Page and application data records

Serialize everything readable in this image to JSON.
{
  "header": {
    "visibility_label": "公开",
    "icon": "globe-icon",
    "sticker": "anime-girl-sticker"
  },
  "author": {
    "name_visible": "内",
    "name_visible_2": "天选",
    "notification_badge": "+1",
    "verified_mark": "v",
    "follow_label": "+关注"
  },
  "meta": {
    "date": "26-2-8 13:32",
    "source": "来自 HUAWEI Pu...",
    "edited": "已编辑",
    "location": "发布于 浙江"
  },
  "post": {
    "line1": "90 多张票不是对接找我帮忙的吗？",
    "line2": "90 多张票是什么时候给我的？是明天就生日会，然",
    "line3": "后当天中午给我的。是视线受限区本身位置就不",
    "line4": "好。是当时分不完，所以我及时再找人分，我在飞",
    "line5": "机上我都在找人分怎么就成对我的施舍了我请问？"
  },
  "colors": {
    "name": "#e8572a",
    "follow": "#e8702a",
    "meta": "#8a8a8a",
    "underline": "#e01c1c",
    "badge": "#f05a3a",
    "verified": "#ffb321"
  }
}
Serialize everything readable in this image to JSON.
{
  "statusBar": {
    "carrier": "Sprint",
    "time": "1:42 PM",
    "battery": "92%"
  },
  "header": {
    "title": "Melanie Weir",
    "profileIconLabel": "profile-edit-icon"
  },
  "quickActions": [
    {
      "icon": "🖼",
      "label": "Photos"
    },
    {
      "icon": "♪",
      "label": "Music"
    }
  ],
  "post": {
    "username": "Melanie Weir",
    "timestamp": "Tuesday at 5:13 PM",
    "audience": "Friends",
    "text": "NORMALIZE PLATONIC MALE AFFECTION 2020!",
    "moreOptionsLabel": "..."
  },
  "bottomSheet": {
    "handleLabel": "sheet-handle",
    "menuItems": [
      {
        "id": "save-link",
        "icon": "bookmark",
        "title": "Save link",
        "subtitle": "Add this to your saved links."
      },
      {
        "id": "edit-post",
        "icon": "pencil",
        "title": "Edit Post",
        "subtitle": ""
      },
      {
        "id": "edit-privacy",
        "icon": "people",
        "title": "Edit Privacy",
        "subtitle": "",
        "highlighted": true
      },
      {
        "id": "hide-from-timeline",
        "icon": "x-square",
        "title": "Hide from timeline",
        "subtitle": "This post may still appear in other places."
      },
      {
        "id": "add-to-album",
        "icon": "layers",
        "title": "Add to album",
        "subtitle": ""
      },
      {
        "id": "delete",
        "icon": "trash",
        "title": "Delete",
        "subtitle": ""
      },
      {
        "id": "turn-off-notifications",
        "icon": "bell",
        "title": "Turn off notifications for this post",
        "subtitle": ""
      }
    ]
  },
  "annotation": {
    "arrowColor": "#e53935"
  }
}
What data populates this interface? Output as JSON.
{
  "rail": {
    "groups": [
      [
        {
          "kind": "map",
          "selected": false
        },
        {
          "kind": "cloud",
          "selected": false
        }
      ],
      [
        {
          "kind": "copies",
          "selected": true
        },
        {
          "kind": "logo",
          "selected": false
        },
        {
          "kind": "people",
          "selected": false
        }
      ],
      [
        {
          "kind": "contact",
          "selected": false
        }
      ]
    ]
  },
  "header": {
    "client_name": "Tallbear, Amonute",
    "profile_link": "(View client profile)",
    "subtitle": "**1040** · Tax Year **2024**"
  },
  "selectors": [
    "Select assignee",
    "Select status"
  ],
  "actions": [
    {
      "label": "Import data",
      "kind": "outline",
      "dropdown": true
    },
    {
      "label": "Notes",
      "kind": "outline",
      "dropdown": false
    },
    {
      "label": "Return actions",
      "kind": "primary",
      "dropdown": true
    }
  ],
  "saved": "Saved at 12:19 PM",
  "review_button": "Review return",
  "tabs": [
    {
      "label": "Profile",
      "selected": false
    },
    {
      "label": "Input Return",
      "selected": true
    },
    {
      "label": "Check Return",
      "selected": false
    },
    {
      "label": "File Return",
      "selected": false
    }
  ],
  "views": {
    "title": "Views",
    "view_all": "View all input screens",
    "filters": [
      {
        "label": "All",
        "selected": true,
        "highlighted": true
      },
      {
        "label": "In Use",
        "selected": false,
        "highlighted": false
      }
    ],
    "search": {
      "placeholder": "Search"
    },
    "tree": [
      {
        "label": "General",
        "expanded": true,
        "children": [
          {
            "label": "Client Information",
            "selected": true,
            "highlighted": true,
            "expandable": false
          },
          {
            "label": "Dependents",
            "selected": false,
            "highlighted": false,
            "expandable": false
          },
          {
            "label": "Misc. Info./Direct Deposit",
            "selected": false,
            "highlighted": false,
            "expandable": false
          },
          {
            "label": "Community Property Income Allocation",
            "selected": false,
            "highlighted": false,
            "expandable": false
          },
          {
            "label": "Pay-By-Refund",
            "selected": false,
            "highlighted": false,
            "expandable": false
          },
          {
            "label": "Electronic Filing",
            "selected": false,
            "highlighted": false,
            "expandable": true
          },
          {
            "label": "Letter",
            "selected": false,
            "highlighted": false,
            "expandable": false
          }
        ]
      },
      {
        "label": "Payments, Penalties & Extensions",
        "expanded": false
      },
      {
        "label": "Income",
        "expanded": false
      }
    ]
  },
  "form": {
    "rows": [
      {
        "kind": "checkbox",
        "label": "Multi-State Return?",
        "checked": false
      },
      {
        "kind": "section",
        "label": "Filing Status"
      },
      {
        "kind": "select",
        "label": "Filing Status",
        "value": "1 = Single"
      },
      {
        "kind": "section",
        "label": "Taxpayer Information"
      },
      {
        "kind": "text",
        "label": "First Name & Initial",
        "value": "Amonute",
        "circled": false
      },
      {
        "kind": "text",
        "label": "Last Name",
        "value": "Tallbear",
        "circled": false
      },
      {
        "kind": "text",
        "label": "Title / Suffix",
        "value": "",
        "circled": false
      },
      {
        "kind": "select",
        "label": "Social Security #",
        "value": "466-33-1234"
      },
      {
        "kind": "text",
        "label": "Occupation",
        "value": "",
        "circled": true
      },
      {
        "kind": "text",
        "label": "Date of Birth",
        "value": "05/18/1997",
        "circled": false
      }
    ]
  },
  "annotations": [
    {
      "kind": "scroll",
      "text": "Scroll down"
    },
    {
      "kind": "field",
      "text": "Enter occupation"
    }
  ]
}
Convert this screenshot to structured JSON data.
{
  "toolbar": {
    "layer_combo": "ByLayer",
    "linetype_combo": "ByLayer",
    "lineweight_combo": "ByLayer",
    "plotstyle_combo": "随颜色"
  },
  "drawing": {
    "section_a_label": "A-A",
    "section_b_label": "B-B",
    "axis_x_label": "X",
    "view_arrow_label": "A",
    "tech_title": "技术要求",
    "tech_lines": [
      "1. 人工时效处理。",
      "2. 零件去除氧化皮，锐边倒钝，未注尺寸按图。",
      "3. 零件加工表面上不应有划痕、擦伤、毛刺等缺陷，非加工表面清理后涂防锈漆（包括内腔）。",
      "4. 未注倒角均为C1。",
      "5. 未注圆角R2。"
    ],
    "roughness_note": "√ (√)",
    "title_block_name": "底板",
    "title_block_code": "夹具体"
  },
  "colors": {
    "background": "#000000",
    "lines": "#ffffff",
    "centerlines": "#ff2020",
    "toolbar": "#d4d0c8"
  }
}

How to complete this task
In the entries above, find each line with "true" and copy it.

Solution to this exercise
        "highlighted": true
          "selected": true
      "dropdown": true
      "dropdown": true
      "selected": true
        "selected": true,
        "highlighted": true
        "expanded": true,
            "selected": true,
            "highlighted": true,
            "expandable": true
        "circled": true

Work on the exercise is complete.